[The Cell]

as reviewed by Skylaire Alfvegren

My God, what a crushingly beautiful, dagger-twisting-in-the-heart film. But which God do we thank for it? Director Tarsem Singh (best known for his memorable, color-saturated Levis spots and music videos) is Indian. In a film about slipping into the mind of a schizophrenic serial killer, he manages to boomerang between Eastern symbolism and Catholic imagery without missing a beat.

There are, of course, plenty of jarring shots, because The Cell is as futuristic and gruesome as a psychological thriller can get. The premise gets into serious John Lilly territory–Lilly is the scientist who believes he has psychically connected with dolphins and otherworldly entities by floating in an isolation tank on ketamine, whose exploits were fictionalized in Ken Russell's Altered States.

Lilly-like experiments are being carried out between empathic ex-social worker Catherine (Jennifer Lopez) and a comatose schizophrenic boy, under the direction of scientists Miriam Kent (Marianne Jean-Baptiste) and Henry West (Dylan Baker, best known as the pedophile in Todd Solodnz' Happiness). Through brain mapping and psychotropic drugs, Catherine is able to enter the subconscious mind of her patient.

Meanwhile, FBI agent Peter Novak (Vince Vaughn) is hot on the trail of Carl Stargher (Vincent D'Onofrio), a serial killer who has left a string of dead blonde women all over southern California. When the FBI finally traps him, Stargher's own rare form of schizophrenia is triggered, leaving the killer in a catatonic state from which he'll never awake. Unfortunately, his last victim is believed to be alive and Peter must find a way to discover where Stargher is holding her. Novak's only recourse is to airlift Stargher to the research center where Catherine must try to connect with the killer in time to save the girl.

Thankfully, Singh gets the gratuitous Jennifer Lopez ass shots out of the way early on. Wandering through the mazes of Stargher's subconscious, Lopez' uses her rare ability to blend sex and sympathy (as she did in Out of Sight) to coax both the frightened little boy and the demonic adult out to communicate.
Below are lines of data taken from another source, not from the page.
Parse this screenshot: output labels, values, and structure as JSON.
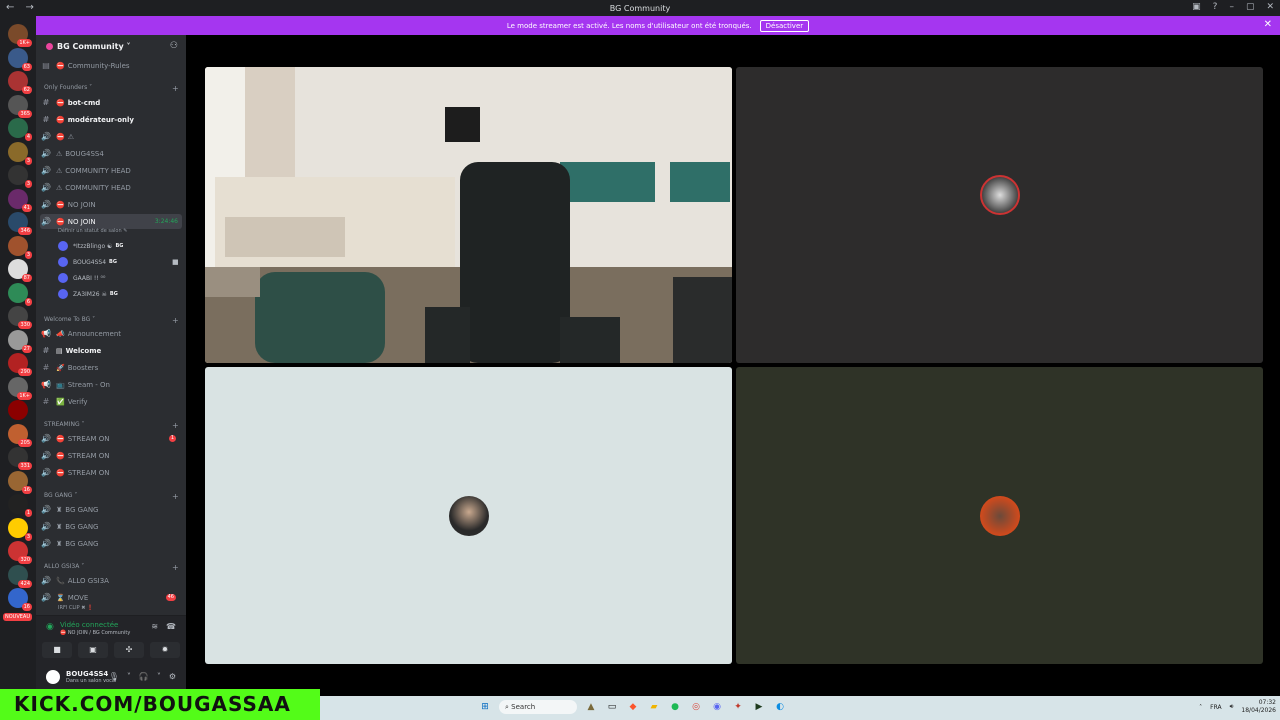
{
  "window": {
    "title": "BG Community",
    "nav": "← →",
    "controls": [
      "▣",
      "?",
      "–",
      "▢",
      "✕"
    ]
  },
  "banner": {
    "text": "Le mode streamer est activé. Les noms d'utilisateur ont été tronqués.",
    "button": "Désactiver",
    "close": "✕"
  },
  "guilds": {
    "badges": [
      "1K+",
      "63",
      "62",
      "365",
      "4",
      "3",
      "3",
      "41",
      "346",
      "3",
      "87",
      "6",
      "330",
      "27",
      "290",
      "1K+",
      "",
      "205",
      "331",
      "16",
      "1",
      "3",
      "320",
      "424",
      "16"
    ],
    "new_label": "NOUVEAU"
  },
  "server": {
    "name": "BG Community ˅",
    "channels_top": [
      {
        "icon": "▤",
        "emoji": "⛔",
        "label": "Community-Rules"
      }
    ],
    "categories": [
      {
        "label": "Only Founders ˅"
      },
      {
        "label": "Welcome To BG ˅"
      },
      {
        "label": "STREAMING ˅"
      },
      {
        "label": "BG GANG ˅"
      },
      {
        "label": "ALLO GSI3A ˅"
      }
    ],
    "founders": [
      {
        "icon": "#",
        "emoji": "⛔",
        "label": "bot-cmd",
        "bold": true
      },
      {
        "icon": "#",
        "emoji": "⛔",
        "label": "modérateur-only",
        "bold": true
      },
      {
        "icon": "🔊",
        "emoji": "⛔",
        "label": "⚠"
      },
      {
        "icon": "🔊",
        "emoji": "⚠",
        "label": "BOUG4SS4"
      },
      {
        "icon": "🔊",
        "emoji": "⚠",
        "label": "COMMUNITY HEAD"
      },
      {
        "icon": "🔊",
        "emoji": "⚠",
        "label": "COMMUNITY HEAD"
      },
      {
        "icon": "🔊",
        "emoji": "⛔",
        "label": "NO JOIN"
      },
      {
        "icon": "🔊",
        "emoji": "⛔",
        "label": "NO JOIN",
        "timer": "3:24:46"
      }
    ],
    "status_hint": "Définir un statut de salon ✎",
    "members": [
      {
        "name": "*ItzzBlingo ☯",
        "tag": "BG"
      },
      {
        "name": "BOUG4SS4",
        "tag": "BG",
        "cam": "■"
      },
      {
        "name": "GAABI !! ⁰⁰",
        "tag": ""
      },
      {
        "name": "ZA3IM26 ☠",
        "tag": "BG"
      }
    ],
    "welcome": [
      {
        "icon": "📢",
        "emoji": "📣",
        "label": "Announcement"
      },
      {
        "icon": "#",
        "emoji": "▤",
        "label": "Welcome",
        "bold": true
      },
      {
        "icon": "#",
        "emoji": "🚀",
        "label": "Boosters"
      },
      {
        "icon": "📢",
        "emoji": "📺",
        "label": "Stream - On"
      },
      {
        "icon": "#",
        "emoji": "✅",
        "label": "Verify"
      }
    ],
    "streaming": [
      {
        "icon": "🔊",
        "emoji": "⛔",
        "label": "STREAM ON",
        "count": "1"
      },
      {
        "icon": "🔊",
        "emoji": "⛔",
        "label": "STREAM ON"
      },
      {
        "icon": "🔊",
        "emoji": "⛔",
        "label": "STREAM ON"
      }
    ],
    "gang": [
      {
        "icon": "🔊",
        "emoji": "♜",
        "label": "BG GANG"
      },
      {
        "icon": "🔊",
        "emoji": "♜",
        "label": "BG GANG"
      },
      {
        "icon": "🔊",
        "emoji": "♜",
        "label": "BG GANG"
      }
    ],
    "allo": [
      {
        "icon": "🔊",
        "emoji": "📞",
        "label": "ALLO GSI3A"
      },
      {
        "icon": "🔊",
        "emoji": "⌛",
        "label": "MOVE",
        "count": "46"
      }
    ],
    "allo_sub": "IRFI CLIP ✖ ❗"
  },
  "voice": {
    "title": "Vidéo connectée",
    "subtitle": "⛔ NO JOIN / BG Community",
    "buttons": [
      "■",
      "▣",
      "✣",
      "✹"
    ]
  },
  "user": {
    "name": "BOUG4SS4",
    "status": "Dans un salon vocal",
    "icons": [
      "🎙",
      "˅",
      "🎧",
      "˅",
      "⚙"
    ]
  },
  "overlay": {
    "kick": "KICK.COM/BOUGASSAA"
  },
  "taskbar": {
    "search": "Search",
    "lang": "FRA",
    "time": "07:32",
    "date": "18/04/2026"
  },
  "colors": {
    "accent": "#a536f0",
    "kick": "#53fc18",
    "online": "#23a55a",
    "badge": "#f23f43"
  }
}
Stargher's mind is a twisted, phantasmagorical kingdom–the chambers of horror he endured as a child as well as the ones he built as an adult. Singh cribs the fantasy sequences of Brazil and the visual opulence of Ken Russell's '70s films while managing to maintain his own incomparable style. (Singh is responsible for some of the only memorable images ever aired on MTV, and incorporates plenty of stuff you'll recognize from big city modern art museums as well.)

Singh's fantastical imagery–religious, surreal, gruesome and gorgeous–would not be half as compelling if Singh didn't have the sensitivity to tell Stargher's story in its entirety. Because as you follow Catherine through the corridors of the killer's mind, you feel pain. His pain. The Cell is one of the most visually stunning films in years, but more importantly, it treats mental illness, even the kind that leads men to keep decapitated heads in their freezers, as something more than a scenario to exploit in a movie.